This is a good scheme, as it can be easy at times to concentrate of our own needs and ministry, forgetting that to be Catholic means to belong. We are not all little kingdoms – we form part of the “local church” of Cardiff, which in turn forms part of the universal Catholic Church across the world.

This week we begin with the Cathedral, whose proper name is the Metropolitan Cathedral Church of St David. Parish priest (dean in a cathedral) is Canon Peter Collins. St David’s recently absorbed the former parish of St Cuthbert’s, so St Cuthbert’s Primary School is in the parish. So also are the Sisters of Nazareth at Nazareth House, very much part of Catholic Cardiff’s history. Close by is the Oratory of Saint Philip in Formation, a community of priests and brothers belonging to the Congregation of the Oratory, including Bro Ambrose (Daniel Jackson), originally from our St Paul’s.

St David’s resident population shrank over many years, as people moved out of the city center, but in more recent times there has been an increase in residential accommodation there. The cathedral also attracts shoppers and those who like a city parish, and the tradition of good music.

So please watch out for a mention of a different parish in this newsletter each week – it’s our own turn soon

!Fr Matthew

Two years later

We saved some wine from our wedding two years ago because so much was left over. We bring some out every anniversary, as a sign of the blessing it is to be married. Whoever shares it with us agrees: it is the best wine they ever tasted.

People drank freely on our wedding day. We didn’t know we ran out until our chief steward brought the new wine over. I didn’t really know Jesus that well either. Jesus’ dad and my dad were friends, because they were both carpenters. It takes about six hours to walk from Nazareth to Cana and Joseph would sometimes spend the night at our home. Joseph had passed away by the time Judith and I were betrothed. Mary gave many of Joseph’s tools to my father after Joseph’s passing. She gave us his favourite hammer as a wedding gift. I could only assume that Jesus was not planning to continue in his father’s profession.
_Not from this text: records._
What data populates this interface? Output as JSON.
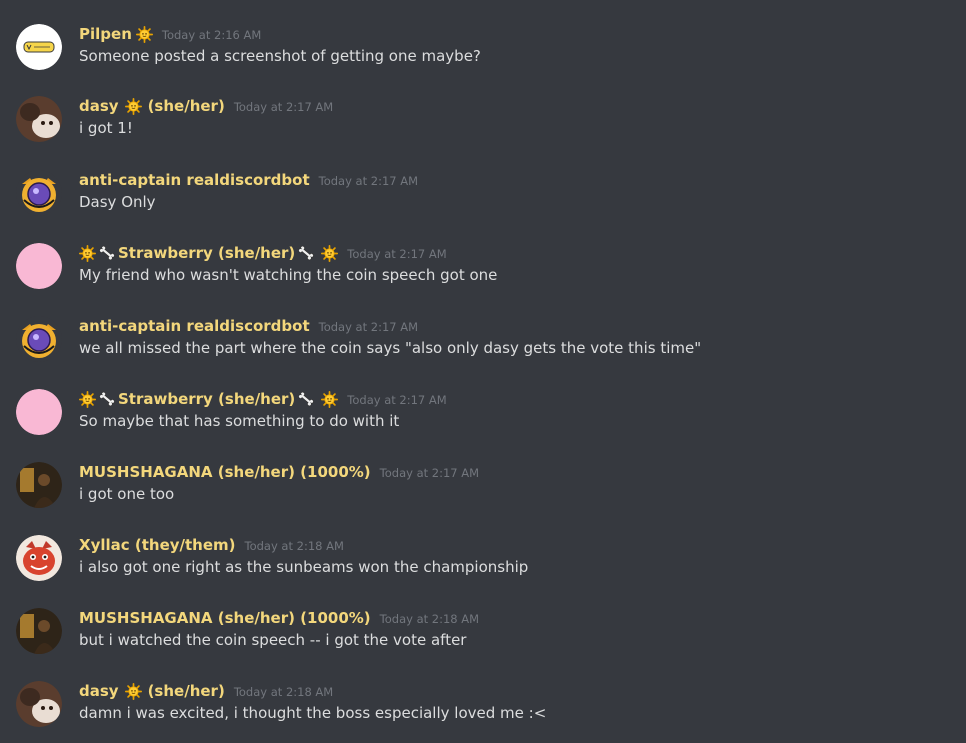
{
  "messages": [
    {
      "author": "Pilpen",
      "time": "Today at 2:16 AM",
      "text": "Someone posted a screenshot of getting one maybe?",
      "avatar": "yellow-sticker-avatar"
    },
    {
      "author": "dasy",
      "pronouns": "(she/her)",
      "time": "Today at 2:17 AM",
      "text": "i got 1!",
      "avatar": "cat-photo-avatar"
    },
    {
      "author": "anti-captain realdiscordbot",
      "time": "Today at 2:17 AM",
      "text": "Dasy Only",
      "avatar": "cartoon-cat-avatar"
    },
    {
      "author": "Strawberry (she/her)",
      "time": "Today at 2:17 AM",
      "text": "My friend who wasn't watching the coin speech got one",
      "avatar": "pink-circle-avatar"
    },
    {
      "author": "anti-captain realdiscordbot",
      "time": "Today at 2:17 AM",
      "text": "we all missed the part where the coin says \"also only dasy gets the vote this time\"",
      "avatar": "cartoon-cat-avatar"
    },
    {
      "author": "Strawberry (she/her)",
      "time": "Today at 2:17 AM",
      "text": "So maybe that has something to do with it",
      "avatar": "pink-circle-avatar"
    },
    {
      "author": "MUSHSHAGANA (she/her) (1000%)",
      "time": "Today at 2:17 AM",
      "text": "i got one too",
      "avatar": "dark-photo-avatar"
    },
    {
      "author": "Xyllac (they/them)",
      "time": "Today at 2:18 AM",
      "text": "i also got one right as the sunbeams won the championship",
      "avatar": "red-character-avatar"
    },
    {
      "author": "MUSHSHAGANA (she/her) (1000%)",
      "time": "Today at 2:18 AM",
      "text": "but i watched the coin speech -- i got the vote after",
      "avatar": "dark-photo-avatar"
    },
    {
      "author": "dasy",
      "pronouns": "(she/her)",
      "time": "Today at 2:18 AM",
      "text": "damn i was excited, i thought the boss especially loved me :<",
      "avatar": "cat-photo-avatar"
    }
  ],
  "icons": {
    "sun": "sun-emoji-icon",
    "bone": "bone-emoji-icon"
  },
  "colors": {
    "background": "#36393f",
    "author": "#f3d77c",
    "timestamp": "#72767d",
    "text": "#dcddde",
    "pink_avatar": "#f9b8d4"
  }
}
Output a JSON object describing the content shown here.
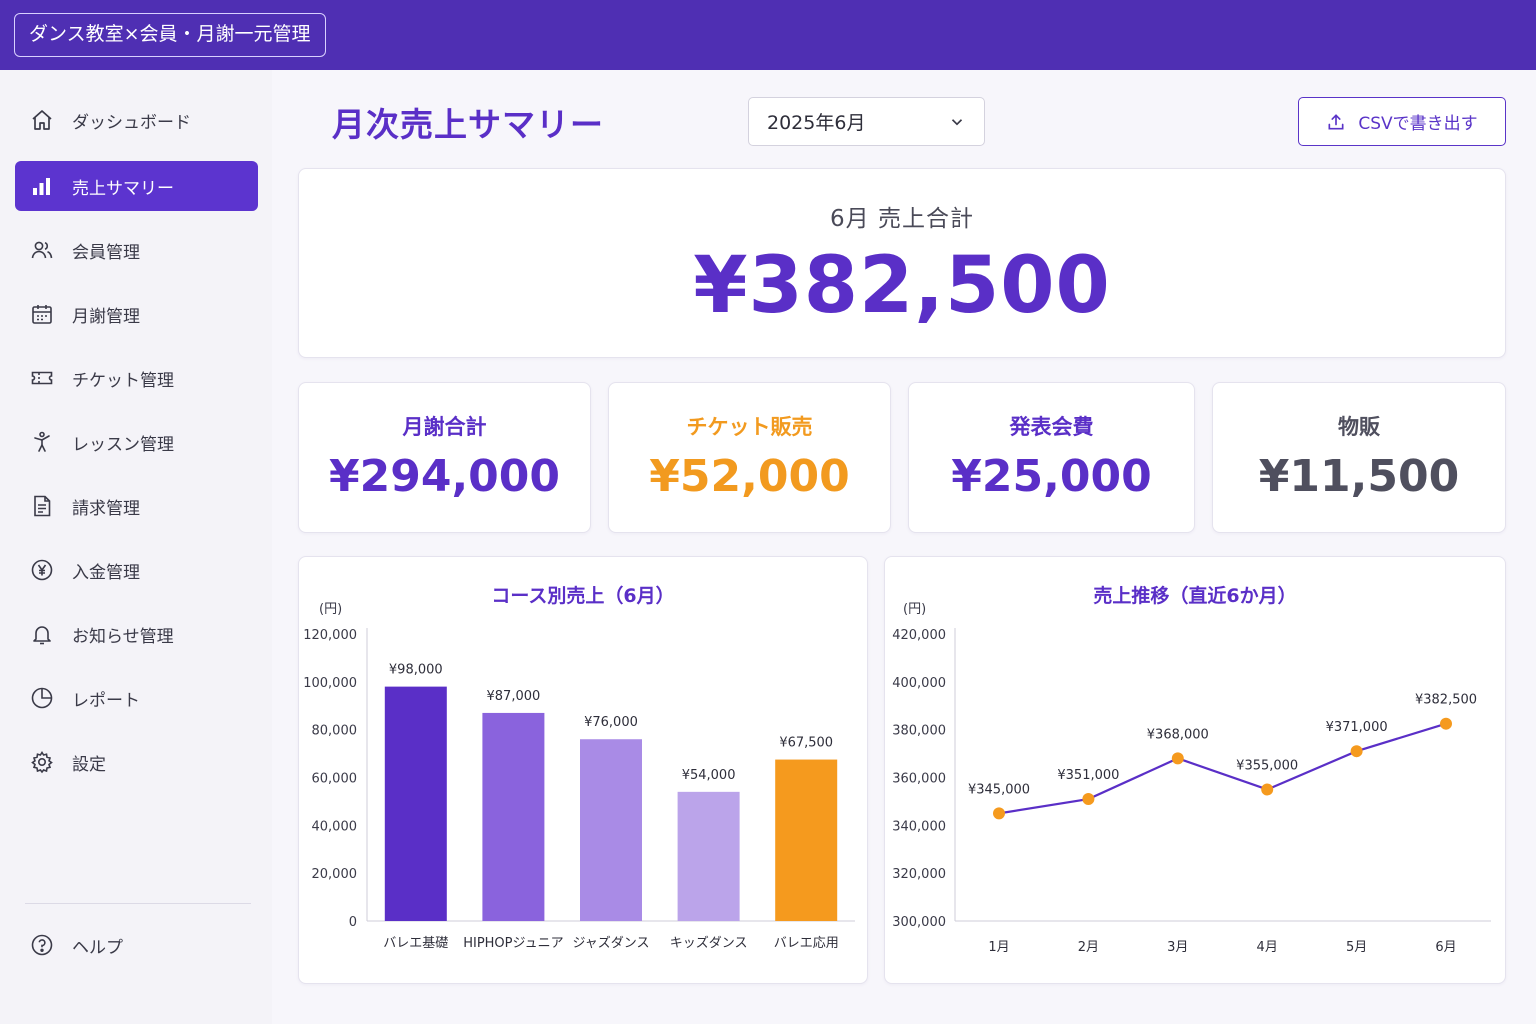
{
  "app": {
    "title": "ダンス教室×会員・月謝一元管理"
  },
  "sidebar": {
    "items": [
      {
        "label": "ダッシュボード",
        "icon": "home-icon",
        "active": false
      },
      {
        "label": "売上サマリー",
        "icon": "bar-chart-icon",
        "active": true
      },
      {
        "label": "会員管理",
        "icon": "users-icon",
        "active": false
      },
      {
        "label": "月謝管理",
        "icon": "calendar-icon",
        "active": false
      },
      {
        "label": "チケット管理",
        "icon": "ticket-icon",
        "active": false
      },
      {
        "label": "レッスン管理",
        "icon": "dancer-icon",
        "active": false
      },
      {
        "label": "請求管理",
        "icon": "document-icon",
        "active": false
      },
      {
        "label": "入金管理",
        "icon": "yen-circle-icon",
        "active": false
      },
      {
        "label": "お知らせ管理",
        "icon": "bell-icon",
        "active": false
      },
      {
        "label": "レポート",
        "icon": "pie-chart-icon",
        "active": false
      },
      {
        "label": "設定",
        "icon": "gear-icon",
        "active": false
      }
    ],
    "help": {
      "label": "ヘルプ",
      "icon": "help-icon"
    }
  },
  "main": {
    "title": "月次売上サマリー",
    "month_select": {
      "value": "2025年6月"
    },
    "csv_button": {
      "label": "CSVで書き出す"
    },
    "total": {
      "label": "6月 売上合計",
      "value": "¥382,500"
    },
    "kpis": [
      {
        "label": "月謝合計",
        "value": "¥294,000",
        "color": "#5a2fc7"
      },
      {
        "label": "チケット販売",
        "value": "¥52,000",
        "color": "#f29a1f"
      },
      {
        "label": "発表会費",
        "value": "¥25,000",
        "color": "#5a2fc7"
      },
      {
        "label": "物販",
        "value": "¥11,500",
        "color": "#4f4f5e"
      }
    ]
  },
  "chart_data": [
    {
      "type": "bar",
      "title": "コース別売上（6月）",
      "ylabel": "(円)",
      "categories": [
        "バレエ基礎",
        "HIPHOPジュニア",
        "ジャズダンス",
        "キッズダンス",
        "バレエ応用"
      ],
      "values": [
        98000,
        87000,
        76000,
        54000,
        67500
      ],
      "data_labels": [
        "¥98,000",
        "¥87,000",
        "¥76,000",
        "¥54,000",
        "¥67,500"
      ],
      "bar_colors": [
        "#5a2fc7",
        "#8a63dd",
        "#a98be6",
        "#bba4ea",
        "#f59a1e"
      ],
      "ylim": [
        0,
        120000
      ],
      "yticks": [
        0,
        20000,
        40000,
        60000,
        80000,
        100000,
        120000
      ],
      "ytick_labels": [
        "0",
        "20,000",
        "40,000",
        "60,000",
        "80,000",
        "100,000",
        "120,000"
      ],
      "grid": false
    },
    {
      "type": "line",
      "title": "売上推移（直近6か月）",
      "ylabel": "(円)",
      "categories": [
        "1月",
        "2月",
        "3月",
        "4月",
        "5月",
        "6月"
      ],
      "values": [
        345000,
        351000,
        368000,
        355000,
        371000,
        382500
      ],
      "data_labels": [
        "¥345,000",
        "¥351,000",
        "¥368,000",
        "¥355,000",
        "¥371,000",
        "¥382,500"
      ],
      "line_color": "#5a2fc7",
      "marker_color": "#f59a1e",
      "ylim": [
        300000,
        420000
      ],
      "yticks": [
        300000,
        320000,
        340000,
        360000,
        380000,
        400000,
        420000
      ],
      "ytick_labels": [
        "300,000",
        "320,000",
        "340,000",
        "360,000",
        "380,000",
        "400,000",
        "420,000"
      ],
      "grid": false
    }
  ]
}
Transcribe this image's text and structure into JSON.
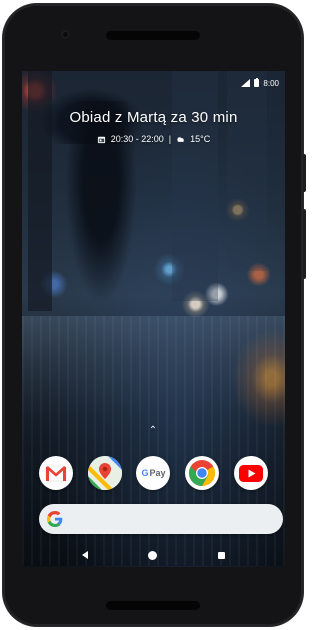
{
  "status_bar": {
    "time": "8:00",
    "signal_icon": "cell-signal-icon",
    "battery_icon": "battery-icon"
  },
  "at_a_glance": {
    "event_title": "Obiad z Martą za 30 min",
    "event_time": "20:30 - 22:00",
    "separator": "|",
    "temperature": "15°C",
    "calendar_icon": "calendar-icon",
    "weather_icon": "cloudy-weather-icon"
  },
  "dock": {
    "apps": [
      {
        "name": "Gmail",
        "icon": "gmail-icon"
      },
      {
        "name": "Maps",
        "icon": "google-maps-icon"
      },
      {
        "name": "Google Pay",
        "icon": "gpay-icon",
        "label": "Pay"
      },
      {
        "name": "Chrome",
        "icon": "chrome-icon"
      },
      {
        "name": "YouTube",
        "icon": "youtube-icon"
      }
    ]
  },
  "search": {
    "icon": "google-g-icon"
  },
  "nav": {
    "back": "back-icon",
    "home": "home-icon",
    "recents": "recents-icon"
  },
  "colors": {
    "google_blue": "#4285F4",
    "google_red": "#EA4335",
    "google_yellow": "#FBBC05",
    "google_green": "#34A853",
    "youtube_red": "#FF0000",
    "phone_body": "#141416",
    "search_bg": "#eceff1"
  }
}
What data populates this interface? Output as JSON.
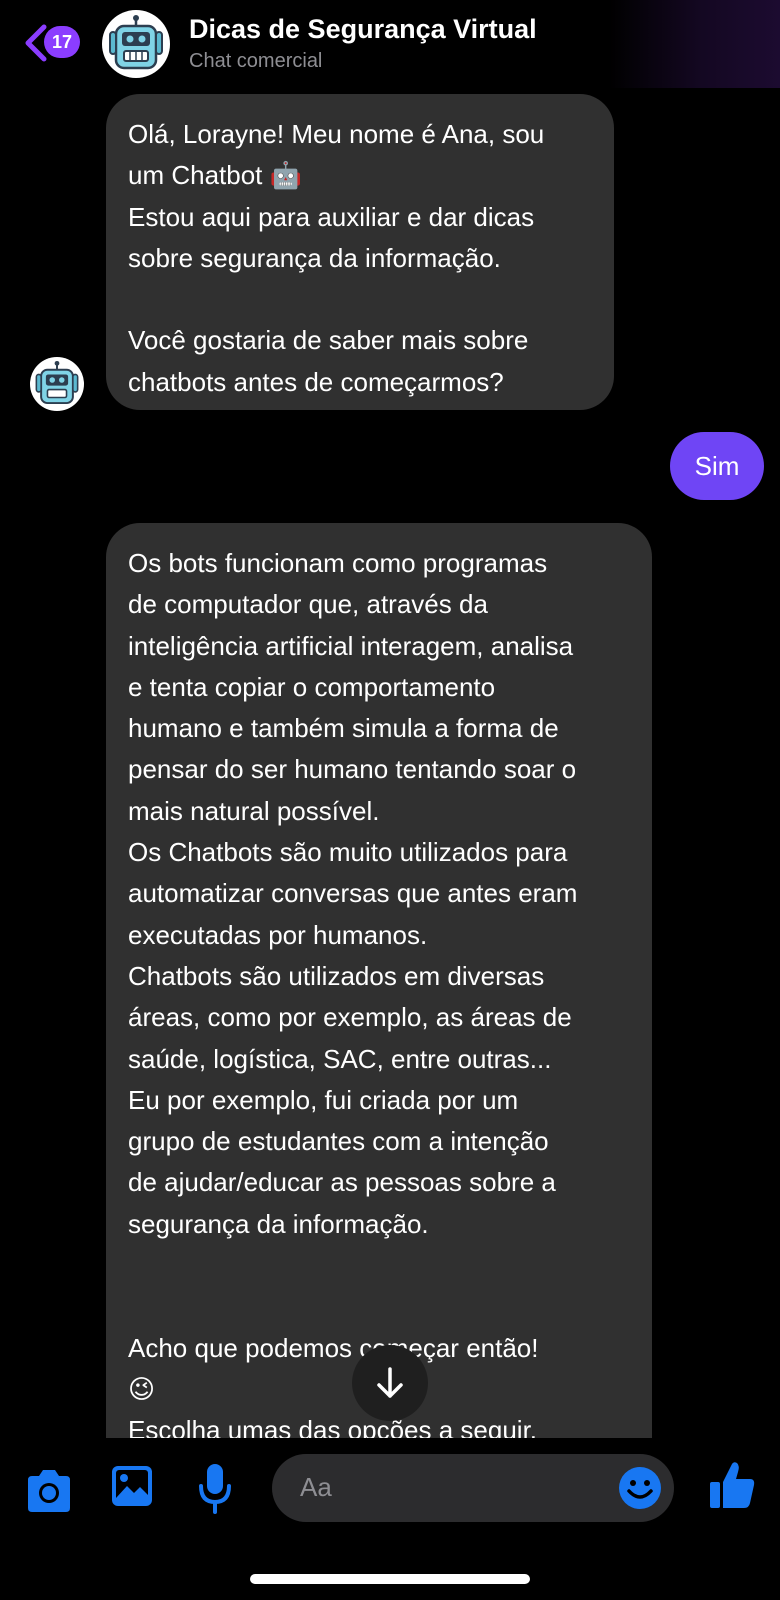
{
  "header": {
    "back_count": "17",
    "title": "Dicas de Segurança Virtual",
    "subtitle": "Chat comercial"
  },
  "messages": [
    {
      "sender": "bot",
      "text": "Olá, Lorayne! Meu nome é Ana, sou\num Chatbot 🤖\nEstou aqui para auxiliar e dar dicas\nsobre segurança da informação.\n\nVocê gostaria de saber mais sobre\nchatbots antes de começarmos?"
    },
    {
      "sender": "user",
      "text": "Sim"
    },
    {
      "sender": "bot",
      "text": "Os bots funcionam como programas\nde computador que, através da\ninteligência artificial interagem, analisa\ne tenta copiar o comportamento\nhumano e também simula a forma de\npensar do ser humano tentando soar o\nmais natural possível.\nOs Chatbots são muito utilizados para\nautomatizar conversas que antes eram\nexecutadas por humanos.\nChatbots são utilizados em diversas\náreas, como por exemplo, as áreas de\nsaúde, logística, SAC, entre outras...\nEu por exemplo, fui criada por um\ngrupo de estudantes com a intenção\nde ajudar/educar as pessoas sobre a\nsegurança da informação.\n\n\nAcho que podemos começar então!\n😉\nEscolha umas das opções a seguir."
    }
  ],
  "composer": {
    "placeholder": "Aa"
  },
  "colors": {
    "accent": "#8b3dff",
    "user_bubble": "#6f45f5",
    "bot_bubble": "#303030",
    "icon_blue": "#1877f2"
  },
  "icons": [
    "chevron-left-icon",
    "robot-avatar-icon",
    "arrow-down-icon",
    "camera-icon",
    "image-icon",
    "microphone-icon",
    "smiley-icon",
    "thumbs-up-icon"
  ]
}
Marriage is more difficult than I ever dreamed it would be. God is blessing our marriage, but the heartaches are many. My wife miscarried three times before we welcomed our son into the world. I feared I would lose her after his birth because she was so ill. Fortunately, our wedding anniversary was imminent, and we brought out the wine for our annual toast. Despite her weakness, Judith welcomed our ritual. We told stories from our wedding day. As we emptied our glasses, Judith looked brighter and stronger. Within days she was back to her normal self. Was there something special about that wine? I can’t say. But there was certainly something special about Jesus, and that was obvious based on the miracle at our wedding feast.

He stopped by on our anniversary the first year we were married along with Philip and Nathaniel. He spent a night with us before moving on. His ministry is causing quite a stir throughout the area. I was glad of the opportunity to offer hospitality. I showed him his dad’s hammer, still a valued part of our workshop, and he smiled with great love. While he was with us, he spoke about forgiveness and how critical it is not only in marriage but also in society at large. For a man who’s never been married, he sure understands the effort a good marriage demands. I told him that starting fresh and letting go are keys to success… I felt valued and heard in his presence. Jesus blessed us before he left and encouraged us to share our love with our family. And to share, of course, the wine.

Loretta Pehanic, The Center for Ignatian Spirituality, Sacramento CA